President Biden affirms his allegiance to Poland

WARSAW, Poland — President Joe Biden on Saturday sought to reassure Poland that the United States would defend itself against any attack from Russia and he acknowledged that the NATO ally bears the brunt of the crisis in the United States. refugees from the war in neighboring Ukraine.

“Your freedom is ours,” Biden told Polish President Andrzej Duda, echoing one of Poland’s unofficial mottos.

At the Presidential Palace in Warsaw, the two leaders spoke of their mutual respect and common goals to end the Russian invasion of Ukraine.

“Although times are very difficult, today Polish-American relations are flourishing,” Duda said.

More than 3.7 million people have fled Ukraine since the start of the war, and 2 million of them are in Poland. Earlier this week, the United States announced it would take in up to 100,000 refugees, and Biden told Duda he understood that Poland “carried a great responsibility, but that should fall entirely on the NATO”.

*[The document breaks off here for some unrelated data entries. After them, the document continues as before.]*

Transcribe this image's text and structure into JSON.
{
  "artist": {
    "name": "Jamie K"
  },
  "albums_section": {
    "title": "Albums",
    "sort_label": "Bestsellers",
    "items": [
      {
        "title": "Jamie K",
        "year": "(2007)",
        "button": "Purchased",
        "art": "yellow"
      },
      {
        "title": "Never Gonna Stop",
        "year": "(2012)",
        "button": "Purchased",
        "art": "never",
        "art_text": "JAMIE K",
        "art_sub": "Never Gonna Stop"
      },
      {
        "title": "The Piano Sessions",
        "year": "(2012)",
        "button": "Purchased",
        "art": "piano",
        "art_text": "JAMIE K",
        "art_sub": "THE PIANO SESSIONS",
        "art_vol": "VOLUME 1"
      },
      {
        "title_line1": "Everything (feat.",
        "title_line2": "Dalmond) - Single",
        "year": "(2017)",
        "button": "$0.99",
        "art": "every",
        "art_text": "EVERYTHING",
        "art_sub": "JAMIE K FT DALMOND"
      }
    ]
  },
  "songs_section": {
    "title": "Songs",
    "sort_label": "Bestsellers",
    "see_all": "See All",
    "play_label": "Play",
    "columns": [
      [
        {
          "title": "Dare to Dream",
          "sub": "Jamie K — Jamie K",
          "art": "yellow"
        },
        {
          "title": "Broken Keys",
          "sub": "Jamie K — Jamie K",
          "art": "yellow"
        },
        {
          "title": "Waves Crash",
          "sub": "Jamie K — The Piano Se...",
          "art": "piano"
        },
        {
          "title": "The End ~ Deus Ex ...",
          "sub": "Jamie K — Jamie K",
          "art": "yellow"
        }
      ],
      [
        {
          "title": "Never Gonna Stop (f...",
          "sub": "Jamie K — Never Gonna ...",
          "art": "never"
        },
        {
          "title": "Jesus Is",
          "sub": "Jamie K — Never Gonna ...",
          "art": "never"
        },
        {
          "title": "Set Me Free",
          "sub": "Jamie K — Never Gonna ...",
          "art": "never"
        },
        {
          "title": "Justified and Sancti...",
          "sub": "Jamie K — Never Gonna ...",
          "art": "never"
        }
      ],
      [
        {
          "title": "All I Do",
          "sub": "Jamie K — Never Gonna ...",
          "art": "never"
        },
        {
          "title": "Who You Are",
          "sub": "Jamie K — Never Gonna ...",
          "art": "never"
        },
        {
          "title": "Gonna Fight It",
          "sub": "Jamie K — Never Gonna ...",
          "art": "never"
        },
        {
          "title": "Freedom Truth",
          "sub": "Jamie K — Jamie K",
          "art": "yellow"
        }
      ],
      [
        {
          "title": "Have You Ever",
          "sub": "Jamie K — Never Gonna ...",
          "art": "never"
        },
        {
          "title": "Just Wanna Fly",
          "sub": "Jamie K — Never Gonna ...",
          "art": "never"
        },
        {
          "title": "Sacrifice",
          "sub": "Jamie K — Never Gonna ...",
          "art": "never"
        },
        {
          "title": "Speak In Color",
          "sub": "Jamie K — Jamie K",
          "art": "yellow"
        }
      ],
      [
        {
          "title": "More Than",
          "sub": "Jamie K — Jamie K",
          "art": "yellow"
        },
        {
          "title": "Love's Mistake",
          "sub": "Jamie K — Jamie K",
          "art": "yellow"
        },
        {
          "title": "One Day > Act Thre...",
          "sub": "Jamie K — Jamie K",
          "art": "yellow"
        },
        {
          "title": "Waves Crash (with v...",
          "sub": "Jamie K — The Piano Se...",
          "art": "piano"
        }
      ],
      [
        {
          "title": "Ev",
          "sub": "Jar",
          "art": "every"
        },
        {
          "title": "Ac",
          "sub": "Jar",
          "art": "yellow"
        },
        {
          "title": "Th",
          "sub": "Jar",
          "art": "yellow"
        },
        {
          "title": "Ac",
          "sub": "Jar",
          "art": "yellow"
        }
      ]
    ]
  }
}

Biden called NATO’s “collective defense” deal a “sacred commitment,” and said unity in the Western military alliance was of the utmost importance.

“I am convinced that Vladimir Putin counted on the division of NATO,” Biden said of the Russian president. “But he wasn’t able to do it. We all stayed together.

As the war enters its second month, European security faces its most serious test since World War II. Western leaders have spent the past week consulting on contingency plans should the conflict spread. The invasion shook NATO from any complacency it might have felt and cast a dark shadow over Europe.

Biden’s national security adviser, Jake Sullivan, said a speech Biden was scheduled to deliver later Saturday in the Polish capital would underscore “the urgency of the challenge ahead” and “what the conflict in Ukraine means for the world, and why it is so important that the free world remain united and resolute in the face of Russian aggression.

Biden’s remarks will cap a four-day trip that included a series of summits in Brussels. In addition to the meeting with Duda, he attended a meeting of U.S. and Ukrainian diplomatic and defense officials to provide an update on Ukraine’s military, diplomatic and humanitarian situation.

Biden also visited a stadium in Warsaw where Ukrainian refugees go to get a Polish ID number that gives them access to social services such as health care and schools. The city of nearly 1.8 million inhabitants grew by 17% in one month.

Biden spoke with refugees and Mayor Rafal Trzaskowski. While Poles have so far welcomed Ukrainians, humanitarian efforts are largely the work of volunteers, and Trzaskowski warned that this is not sustainable and that social services are caving under pressure.

The stadium was built in 2012, when Poland and Ukraine hosted the European Football Championship, and was designed as a symbol of how far the two countries have come since the Cold War. More recently, it served as a field hospital for COVID-19 patients.

Biden previewed his closing speech during Friday’s appearances in Rzeszow.

“You are in the middle of a fight between democracies and oligarchs,” he told members of the US Army’s 82nd Airborne Division during a visit to their temporary headquarters. “Will democracy prevail and the values ​​we share, or will autocracies prevail?

During a briefing on the refugee response, Biden said ‘the most important thing we can do from the start’ to force Russian President Vladimir Putin to stop the war ‘is to keep democracies united in our opposition. “.

Biden hailed the humanitarian effort as “of such enormous consequence” given the scale of the crisis, which comes on top of the largest flow of refugees since World War II. He appeared to lament that security concerns “understandably” prevent him from traveling to Ukraine on this trip.

Duda, who appeared with Biden on Friday, said the refugees are “guests.”

“We don’t want to call them refugees. It is our guests, our brothers, our neighbors from Ukraine, who today are in a very difficult situation,” he said.

The United States sent money and supplies to help the refugee effort. This week, Biden announced $1 billion in additional aid in addition to accepting refugees.

The United States and many of its allies have imposed several rounds of economic and other sanctions on Russian individuals, banks and other entities in the hope that the cumulative effect over time will force Putin to withdraw his troops. .

Biden was due to return to Washington after his Warsaw speech.


Associated Press writers Darlene Superville in Washington and Vanessa Gera and Monika Scislowska in Warsaw, Poland contributed to this report.

More Must-Have Stories from TIME

contact us at [email protected]


Not all news on the site expresses the point of view of the site, but we transmit this news automatically and translate it through programmatic technology on the site and not from a human editor.
Back to top button